> _ASSIGNMENT_
Without including any picture, return the complete set of records exactly.

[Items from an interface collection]
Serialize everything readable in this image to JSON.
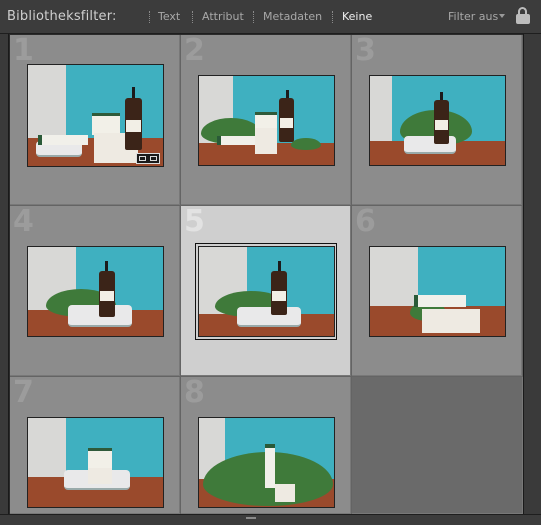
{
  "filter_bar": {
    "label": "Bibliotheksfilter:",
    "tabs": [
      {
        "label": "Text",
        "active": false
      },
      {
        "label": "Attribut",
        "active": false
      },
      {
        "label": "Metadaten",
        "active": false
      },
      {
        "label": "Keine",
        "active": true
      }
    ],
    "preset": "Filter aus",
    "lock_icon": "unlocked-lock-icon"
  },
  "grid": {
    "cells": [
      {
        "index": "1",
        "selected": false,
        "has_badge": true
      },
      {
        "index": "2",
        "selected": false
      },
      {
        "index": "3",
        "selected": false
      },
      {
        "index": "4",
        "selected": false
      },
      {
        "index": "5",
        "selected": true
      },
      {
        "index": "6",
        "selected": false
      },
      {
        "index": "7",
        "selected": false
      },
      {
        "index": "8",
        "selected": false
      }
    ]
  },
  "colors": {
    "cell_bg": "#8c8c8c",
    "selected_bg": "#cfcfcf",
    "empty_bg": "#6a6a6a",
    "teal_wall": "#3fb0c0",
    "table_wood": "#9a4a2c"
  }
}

> _ANSWER TO THE EXERCISE_
Serialize everything readable in this image to JSON.
{
  "filter_bar": {
    "label": "Bibliotheksfilter:",
    "tabs": [
      {
        "label": "Text",
        "active": false
      },
      {
        "label": "Attribut",
        "active": false
      },
      {
        "label": "Metadaten",
        "active": false
      },
      {
        "label": "Keine",
        "active": true
      }
    ],
    "preset": "Filter aus",
    "lock_icon": "unlocked-lock-icon"
  },
  "grid": {
    "cells": [
      {
        "index": "1",
        "selected": false,
        "has_badge": true
      },
      {
        "index": "2",
        "selected": false
      },
      {
        "index": "3",
        "selected": false
      },
      {
        "index": "4",
        "selected": false
      },
      {
        "index": "5",
        "selected": true
      },
      {
        "index": "6",
        "selected": false
      },
      {
        "index": "7",
        "selected": false
      },
      {
        "index": "8",
        "selected": false
      }
    ]
  },
  "colors": {
    "cell_bg": "#8c8c8c",
    "selected_bg": "#cfcfcf",
    "empty_bg": "#6a6a6a",
    "teal_wall": "#3fb0c0",
    "table_wood": "#9a4a2c"
  }
}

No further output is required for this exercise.